▶
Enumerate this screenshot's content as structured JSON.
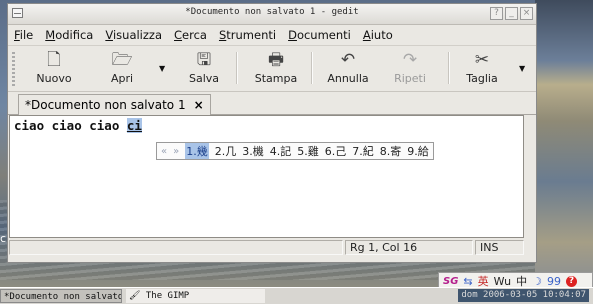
{
  "window": {
    "title": "*Documento non salvato 1 - gedit",
    "buttons": [
      "?",
      "_",
      "×"
    ]
  },
  "menu": [
    {
      "label": "File",
      "mnemonic": "F",
      "rest": "ile"
    },
    {
      "label": "Modifica",
      "mnemonic": "M",
      "rest": "odifica"
    },
    {
      "label": "Visualizza",
      "mnemonic": "V",
      "rest": "isualizza"
    },
    {
      "label": "Cerca",
      "mnemonic": "C",
      "rest": "erca"
    },
    {
      "label": "Strumenti",
      "mnemonic": "S",
      "rest": "trumenti"
    },
    {
      "label": "Documenti",
      "mnemonic": "D",
      "rest": "ocumenti"
    },
    {
      "label": "Aiuto",
      "mnemonic": "A",
      "rest": "iuto"
    }
  ],
  "toolbar": {
    "new": "Nuovo",
    "open": "Apri",
    "save": "Salva",
    "print": "Stampa",
    "undo": "Annulla",
    "redo": "Ripeti",
    "cut": "Taglia"
  },
  "tab": {
    "label": "*Documento non salvato 1",
    "close": "×"
  },
  "editor": {
    "text": "ciao ciao ciao ",
    "selection": "ci"
  },
  "ime_popup": {
    "prev": "«",
    "next": "»",
    "candidates": [
      "1.幾",
      "2.几",
      "3.機",
      "4.記",
      "5.雞",
      "6.己",
      "7.紀",
      "8.寄",
      "9.給"
    ]
  },
  "statusbar": {
    "position": "Rg 1, Col 16",
    "mode": "INS"
  },
  "desktop_text": "ch",
  "ime_bar": {
    "logo": "SG",
    "mode": "Wu",
    "lang": "中",
    "char1": "英",
    "moon": "☽",
    "num": "99",
    "help": "?"
  },
  "taskbar": {
    "task1": "*Documento non salvato...",
    "task2": "The GIMP",
    "clock": "dom 2006-03-05 10:04:07"
  }
}
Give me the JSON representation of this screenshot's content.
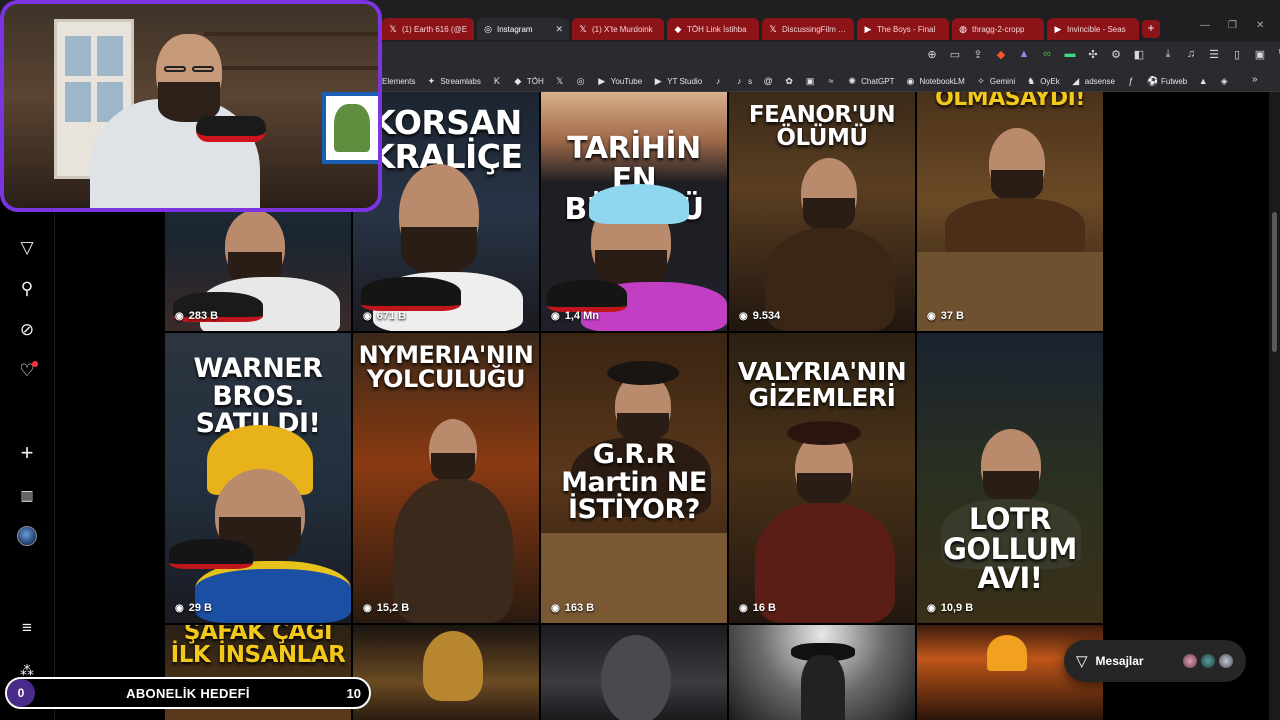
{
  "browser": {
    "tabs": [
      {
        "label": "(1) Earth 616 (@E",
        "icon": "x-logo-icon",
        "glyph": "𝕏",
        "active": false
      },
      {
        "label": "Instagram",
        "icon": "instagram-icon",
        "glyph": "◎",
        "active": true
      },
      {
        "label": "(1) X'te Murdoink",
        "icon": "x-logo-icon",
        "glyph": "𝕏",
        "active": false
      },
      {
        "label": "TÖH Link İstihba",
        "icon": "toh-icon",
        "glyph": "◆",
        "active": false
      },
      {
        "label": "DiscussingFilm (@",
        "icon": "x-logo-icon",
        "glyph": "𝕏",
        "active": false
      },
      {
        "label": "The Boys - Final",
        "icon": "youtube-icon",
        "glyph": "▶",
        "active": false
      },
      {
        "label": "thragg-2-cropp",
        "icon": "globe-icon",
        "glyph": "◍",
        "active": false
      },
      {
        "label": "Invincible - Seas",
        "icon": "youtube-icon",
        "glyph": "▶",
        "active": false
      }
    ],
    "new_tab": "+",
    "bookmarks": [
      {
        "label": "Elements",
        "icon": "",
        "glyph": ""
      },
      {
        "label": "Streamlabs",
        "icon": "streamlabs-icon",
        "glyph": "✦"
      },
      {
        "label": "",
        "icon": "kick-icon",
        "glyph": "K"
      },
      {
        "label": "TÖH",
        "icon": "toh-icon",
        "glyph": "◆"
      },
      {
        "label": "",
        "icon": "x-logo-icon",
        "glyph": "𝕏"
      },
      {
        "label": "",
        "icon": "instagram-icon",
        "glyph": "◎"
      },
      {
        "label": "YouTube",
        "icon": "youtube-icon",
        "glyph": "▶"
      },
      {
        "label": "YT Studio",
        "icon": "youtube-studio-icon",
        "glyph": "▶"
      },
      {
        "label": "",
        "icon": "tiktok-icon",
        "glyph": "♪"
      },
      {
        "label": "s",
        "icon": "tiktok-icon",
        "glyph": "♪"
      },
      {
        "label": "",
        "icon": "threads-icon",
        "glyph": "@"
      },
      {
        "label": "",
        "icon": "app-icon",
        "glyph": "✿"
      },
      {
        "label": "",
        "icon": "bookmark-app-icon",
        "glyph": "▣"
      },
      {
        "label": "",
        "icon": "link-icon",
        "glyph": "≈"
      },
      {
        "label": "ChatGPT",
        "icon": "chatgpt-icon",
        "glyph": "✺"
      },
      {
        "label": "NotebookLM",
        "icon": "notebooklm-icon",
        "glyph": "◉"
      },
      {
        "label": "Gemini",
        "icon": "gemini-icon",
        "glyph": "✧"
      },
      {
        "label": "OyEk",
        "icon": "oyek-icon",
        "glyph": "♞"
      },
      {
        "label": "adsense",
        "icon": "adsense-icon",
        "glyph": "◢"
      },
      {
        "label": "",
        "icon": "app-icon",
        "glyph": "ƒ"
      },
      {
        "label": "Futweb",
        "icon": "futweb-icon",
        "glyph": "⚽"
      },
      {
        "label": "",
        "icon": "pdf-icon",
        "glyph": "▲"
      },
      {
        "label": "",
        "icon": "app-icon",
        "glyph": "◈"
      }
    ]
  },
  "sidebar": {
    "items": [
      {
        "name": "home-icon",
        "glyph": "⌂"
      },
      {
        "name": "reels-icon",
        "glyph": "▷"
      },
      {
        "name": "messages-icon",
        "glyph": "✈"
      },
      {
        "name": "search-icon",
        "glyph": "⚲"
      },
      {
        "name": "explore-icon",
        "glyph": "✪"
      },
      {
        "name": "notifications-icon",
        "glyph": "♡"
      },
      {
        "name": "create-icon",
        "glyph": "+"
      },
      {
        "name": "dashboard-icon",
        "glyph": "▥"
      },
      {
        "name": "profile-avatar",
        "glyph": ""
      },
      {
        "name": "menu-icon",
        "glyph": "≡"
      },
      {
        "name": "more-icon",
        "glyph": "⁂"
      }
    ]
  },
  "grid": {
    "posts": [
      {
        "title": "",
        "views": "283 B"
      },
      {
        "title": "KORSAN KRALİÇE",
        "views": "671 B"
      },
      {
        "title": "TARİHİN EN BÜYÜĞÜ",
        "views": "1,4 Mn"
      },
      {
        "title": "FEANOR'UN ÖLÜMÜ",
        "views": "9.534"
      },
      {
        "title": "OLMASAYDI!",
        "views": "37 B"
      },
      {
        "title": "WARNER BROS. SATILDI!",
        "views": "29 B"
      },
      {
        "title": "NYMERIA'NIN YOLCULUĞU",
        "views": "15,2 B"
      },
      {
        "title": "G.R.R Martin NE İSTİYOR?",
        "views": "163 B"
      },
      {
        "title": "VALYRIA'NIN GİZEMLERİ",
        "views": "16 B"
      },
      {
        "title": "LOTR GOLLUM AVI!",
        "views": "10,9 B"
      },
      {
        "title": "ŞAFAK ÇAĞI İLK İNSANLAR",
        "views": ""
      },
      {
        "title": "",
        "views": ""
      },
      {
        "title": "",
        "views": ""
      },
      {
        "title": "",
        "views": ""
      },
      {
        "title": "",
        "views": ""
      }
    ]
  },
  "messages": {
    "label": "Mesajlar"
  },
  "goal": {
    "current": "0",
    "label": "ABONELİK HEDEFİ",
    "target": "10"
  },
  "colors": {
    "accent": "#7a34e0",
    "tab_bg": "#8c1318",
    "notif": "#ff3040"
  }
}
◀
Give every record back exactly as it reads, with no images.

Enumerate this screenshot's content as structured JSON.
{
  "window": {
    "title": "*Documento non salvato 1 - gedit",
    "buttons": [
      "?",
      "_",
      "×"
    ]
  },
  "menu": [
    {
      "label": "File",
      "mnemonic": "F",
      "rest": "ile"
    },
    {
      "label": "Modifica",
      "mnemonic": "M",
      "rest": "odifica"
    },
    {
      "label": "Visualizza",
      "mnemonic": "V",
      "rest": "isualizza"
    },
    {
      "label": "Cerca",
      "mnemonic": "C",
      "rest": "erca"
    },
    {
      "label": "Strumenti",
      "mnemonic": "S",
      "rest": "trumenti"
    },
    {
      "label": "Documenti",
      "mnemonic": "D",
      "rest": "ocumenti"
    },
    {
      "label": "Aiuto",
      "mnemonic": "A",
      "rest": "iuto"
    }
  ],
  "toolbar": {
    "new": "Nuovo",
    "open": "Apri",
    "save": "Salva",
    "print": "Stampa",
    "undo": "Annulla",
    "redo": "Ripeti",
    "cut": "Taglia"
  },
  "tab": {
    "label": "*Documento non salvato 1",
    "close": "×"
  },
  "editor": {
    "text": "ciao ciao ciao ",
    "selection": "ci"
  },
  "ime_popup": {
    "prev": "«",
    "next": "»",
    "candidates": [
      "1.幾",
      "2.几",
      "3.機",
      "4.記",
      "5.雞",
      "6.己",
      "7.紀",
      "8.寄",
      "9.給"
    ]
  },
  "statusbar": {
    "position": "Rg 1, Col 16",
    "mode": "INS"
  },
  "desktop_text": "ch",
  "ime_bar": {
    "logo": "SG",
    "mode": "Wu",
    "lang": "中",
    "char1": "英",
    "moon": "☽",
    "num": "99",
    "help": "?"
  },
  "taskbar": {
    "task1": "*Documento non salvato...",
    "task2": "The GIMP",
    "clock": "dom 2006-03-05 10:04:07"
  }
}
Give me the JSON representation of this screenshot's content.
{
  "browser": {
    "tabs": [
      {
        "label": "(1) Earth 616 (@E",
        "icon": "x-logo-icon",
        "glyph": "𝕏",
        "active": false
      },
      {
        "label": "Instagram",
        "icon": "instagram-icon",
        "glyph": "◎",
        "active": true
      },
      {
        "label": "(1) X'te Murdoink",
        "icon": "x-logo-icon",
        "glyph": "𝕏",
        "active": false
      },
      {
        "label": "TÖH Link İstihba",
        "icon": "toh-icon",
        "glyph": "◆",
        "active": false
      },
      {
        "label": "DiscussingFilm (@",
        "icon": "x-logo-icon",
        "glyph": "𝕏",
        "active": false
      },
      {
        "label": "The Boys - Final",
        "icon": "youtube-icon",
        "glyph": "▶",
        "active": false
      },
      {
        "label": "thragg-2-cropp",
        "icon": "globe-icon",
        "glyph": "◍",
        "active": false
      },
      {
        "label": "Invincible - Seas",
        "icon": "youtube-icon",
        "glyph": "▶",
        "active": false
      }
    ],
    "new_tab": "+",
    "bookmarks": [
      {
        "label": "Elements",
        "icon": "",
        "glyph": ""
      },
      {
        "label": "Streamlabs",
        "icon": "streamlabs-icon",
        "glyph": "✦"
      },
      {
        "label": "",
        "icon": "kick-icon",
        "glyph": "K"
      },
      {
        "label": "TÖH",
        "icon": "toh-icon",
        "glyph": "◆"
      },
      {
        "label": "",
        "icon": "x-logo-icon",
        "glyph": "𝕏"
      },
      {
        "label": "",
        "icon": "instagram-icon",
        "glyph": "◎"
      },
      {
        "label": "YouTube",
        "icon": "youtube-icon",
        "glyph": "▶"
      },
      {
        "label": "YT Studio",
        "icon": "youtube-studio-icon",
        "glyph": "▶"
      },
      {
        "label": "",
        "icon": "tiktok-icon",
        "glyph": "♪"
      },
      {
        "label": "s",
        "icon": "tiktok-icon",
        "glyph": "♪"
      },
      {
        "label": "",
        "icon": "threads-icon",
        "glyph": "@"
      },
      {
        "label": "",
        "icon": "app-icon",
        "glyph": "✿"
      },
      {
        "label": "",
        "icon": "bookmark-app-icon",
        "glyph": "▣"
      },
      {
        "label": "",
        "icon": "link-icon",
        "glyph": "≈"
      },
      {
        "label": "ChatGPT",
        "icon": "chatgpt-icon",
        "glyph": "✺"
      },
      {
        "label": "NotebookLM",
        "icon": "notebooklm-icon",
        "glyph": "◉"
      },
      {
        "label": "Gemini",
        "icon": "gemini-icon",
        "glyph": "✧"
      },
      {
        "label": "OyEk",
        "icon": "oyek-icon",
        "glyph": "♞"
      },
      {
        "label": "adsense",
        "icon": "adsense-icon",
        "glyph": "◢"
      },
      {
        "label": "",
        "icon": "app-icon",
        "glyph": "ƒ"
      },
      {
        "label": "Futweb",
        "icon": "futweb-icon",
        "glyph": "⚽"
      },
      {
        "label": "",
        "icon": "pdf-icon",
        "glyph": "▲"
      },
      {
        "label": "",
        "icon": "app-icon",
        "glyph": "◈"
      }
    ]
  },
  "sidebar": {
    "items": [
      {
        "name": "home-icon",
        "glyph": "⌂"
      },
      {
        "name": "reels-icon",
        "glyph": "▷"
      },
      {
        "name": "messages-icon",
        "glyph": "✈"
      },
      {
        "name": "search-icon",
        "glyph": "⚲"
      },
      {
        "name": "explore-icon",
        "glyph": "✪"
      },
      {
        "name": "notifications-icon",
        "glyph": "♡"
      },
      {
        "name": "create-icon",
        "glyph": "+"
      },
      {
        "name": "dashboard-icon",
        "glyph": "▥"
      },
      {
        "name": "profile-avatar",
        "glyph": ""
      },
      {
        "name": "menu-icon",
        "glyph": "≡"
      },
      {
        "name": "more-icon",
        "glyph": "⁂"
      }
    ]
  },
  "grid": {
    "posts": [
      {
        "title": "",
        "views": "283 B"
      },
      {
        "title": "KORSAN KRALİÇE",
        "views": "671 B"
      },
      {
        "title": "TARİHİN EN BÜYÜĞÜ",
        "views": "1,4 Mn"
      },
      {
        "title": "FEANOR'UN ÖLÜMÜ",
        "views": "9.534"
      },
      {
        "title": "OLMASAYDI!",
        "views": "37 B"
      },
      {
        "title": "WARNER BROS. SATILDI!",
        "views": "29 B"
      },
      {
        "title": "NYMERIA'NIN YOLCULUĞU",
        "views": "15,2 B"
      },
      {
        "title": "G.R.R Martin NE İSTİYOR?",
        "views": "163 B"
      },
      {
        "title": "VALYRIA'NIN GİZEMLERİ",
        "views": "16 B"
      },
      {
        "title": "LOTR GOLLUM AVI!",
        "views": "10,9 B"
      },
      {
        "title": "ŞAFAK ÇAĞI İLK İNSANLAR",
        "views": ""
      },
      {
        "title": "",
        "views": ""
      },
      {
        "title": "",
        "views": ""
      },
      {
        "title": "",
        "views": ""
      },
      {
        "title": "",
        "views": ""
      }
    ]
  },
  "messages": {
    "label": "Mesajlar"
  },
  "goal": {
    "current": "0",
    "label": "ABONELİK HEDEFİ",
    "target": "10"
  },
  "colors": {
    "accent": "#7a34e0",
    "tab_bg": "#8c1318",
    "notif": "#ff3040"
  }
}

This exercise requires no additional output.